I have to admit that sometimes I'm not as careful about personal security as I should be. For instance, when I'm tired or very busy, I'll occasionally "agree" to installation agreements without pausing and spending the next half hour pouring through several pages of legalese -- even though I know I should. Or I'll install an app on my Android smartphone even though it may ask for some rather puzzling permissions. And I doubt I'm the only one.
However, even I was brought up a bit short today when I hit the Request for Permission box offered by the New York Times to those who want to send links to their articles to Facebook.
I was using the NYTimes Chrome app -- a way to read the daily news which is unusually well formatted and which I enjoy using whenever I can. I had just finished an article I thought was interesting and which, I decided, I'd like to post to my Facebook news feed.
When I want to send a link to a Web page via e-mail, or post it on Facebook or Twitter, I usually use a handy and effective app called Shareaholic, which grabs the URL, lets you add any appropriate text or tweaks, and then sends it on to the service you've specified. However, this time, noting the Facebook link at the bottom of the NY Times article page, I thought I might as well use a more direct method and clicked on that.

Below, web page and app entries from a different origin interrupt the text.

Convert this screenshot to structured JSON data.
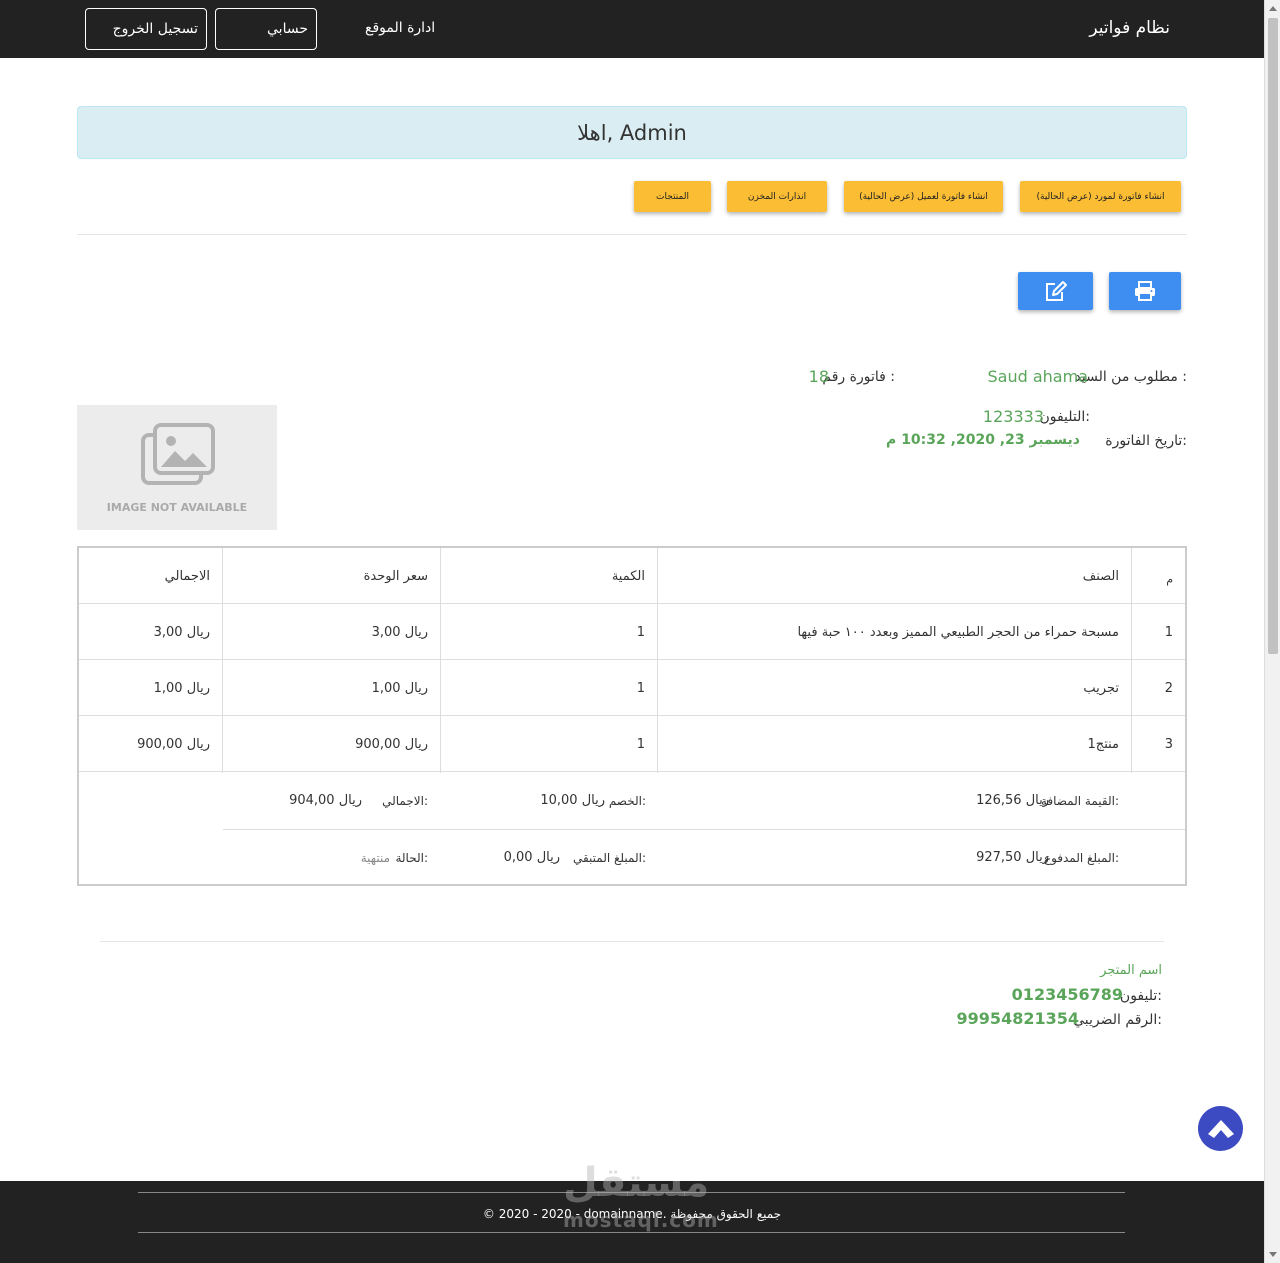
{
  "navbar": {
    "brand": "نظام فواتير",
    "site_admin": "ادارة الموقع",
    "account": "حسابي",
    "logout": "تسجيل الخروج"
  },
  "welcome": "اهلا, Admin",
  "actions": {
    "supplier_invoice": "انشاء فاتورة لمورد (عرض الحالية)",
    "client_invoice": "انشاء فاتورة لعميل (عرض الحالية)",
    "stock_alerts": "انذارات المخزن",
    "products": "المنتجات"
  },
  "invoice": {
    "requested_from_label": "مطلوب من السيد :",
    "customer_name": "Saud ahama",
    "invoice_no_label": "فاتورة رقم :",
    "invoice_no": "18",
    "phone_label": "التليفون:",
    "phone": "123333",
    "date_label": "تاريخ الفاتورة:",
    "date": "ديسمبر 23, 2020, 10:32 م",
    "image_placeholder": "IMAGE NOT AVAILABLE"
  },
  "table": {
    "headers": [
      "م",
      "الصنف",
      "الكمية",
      "سعر الوحدة",
      "الاجمالي"
    ],
    "rows": [
      {
        "no": "1",
        "item": "مسبحة حمراء من الحجر الطبيعي المميز وبعدد ١٠٠ حبة فيها",
        "qty": "1",
        "price": "ريال 3,00",
        "total": "ريال 3,00"
      },
      {
        "no": "2",
        "item": "تجريب",
        "qty": "1",
        "price": "ريال 1,00",
        "total": "ريال 1,00"
      },
      {
        "no": "3",
        "item": "منتج1",
        "qty": "1",
        "price": "ريال 900,00",
        "total": "ريال 900,00"
      }
    ]
  },
  "summary": {
    "vat_label": "القيمة المضافة:",
    "vat": "ريال 126,56",
    "discount_label": "الخصم:",
    "discount": "ريال 10,00",
    "total_label": "الاجمالي:",
    "total": "ريال 904,00",
    "paid_label": "المبلغ المدفوع:",
    "paid": "ريال 927,50",
    "remaining_label": "المبلغ المتبقي:",
    "remaining": "ريال 0,00",
    "status_label": "الحالة:",
    "status": "منتهية"
  },
  "store": {
    "name": "اسم المتجر",
    "phone_label": "تليفون:",
    "phone": "0123456789",
    "tax_label": "الرقم الضريبي:",
    "tax_no": "99954821354"
  },
  "footer": {
    "copyright": "© 2020 - 2020 - domainname. جميع الحقوق محفوظة"
  },
  "watermark": {
    "text": "مستقل",
    "sub": "mostaql.com"
  },
  "colors": {
    "accent_blue": "#3d8ef0",
    "action_yellow": "#fbbd34",
    "value_green": "#5aa55a",
    "navbar": "#222222"
  }
}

What popped up was a Request for Permission window that was so blatant in its demands for full access to multiple aspects of my online life that I had to read it a couple of times to make sure I had it right.
Basically, the NY Times wanted to (and I quote):
Access my basic information. Includes name, profile picture, networks, user ID, list of friends, and any other information I've shared with everyone.
Send me email. The New York Times may email me directly at [myemail.com]
Access my data any time. The New York Times may access my data when I'm not using the application
Access my profile information. Likes, Music, TV, Movies, Books, Quotes, About Me, Interests, Groups, Birthday, Hometown, Current City, Website, Education History and Work History.
I understand that the NY Times is planning to start charging readers for access to its digital access. And until now, I was planning to subscribe, assuming the cost wasn't excessive -- I know how difficult it is for publications these days to support themselves, and I value the type of journalism that the Times represents.
But judging from the amount of information the Times apparently plans to harvest, the data it gathers from its readers will probably earn it a lot more from its advertisers than the few dollars a month it will get from subscriptions. Unfortunately, this is not the kind of price I'd prefer to pay.
And it brings up another question: Is the amount of data the Times wants to access really unusual? Or is it simply being more open in what it wants to take in trade for the convenience of sending a headline to Facebook?
"Our readers' privacy is very important to us, and so we took great care to implement the Log In with Facebook feature in a transparent way--outlining what information would be shared and requiring readers to opt in," said Kristin Mason, spokesperson for the New York Times.
"Primarily, the data is required to build a basic registration for the user and to allow the Facebook module to display current recommendations from users and their Facebook friends. The information also allows us to deliver better advertising and ultimately it helps us to build better and more customized products to serve our users," Mason said. "For those users who prefer not to share this data, we offer other options for sharing, including Twitter and e-mail."
This story, "New York Times App Tries to Invade My Privacy" was originally published by Computerworld.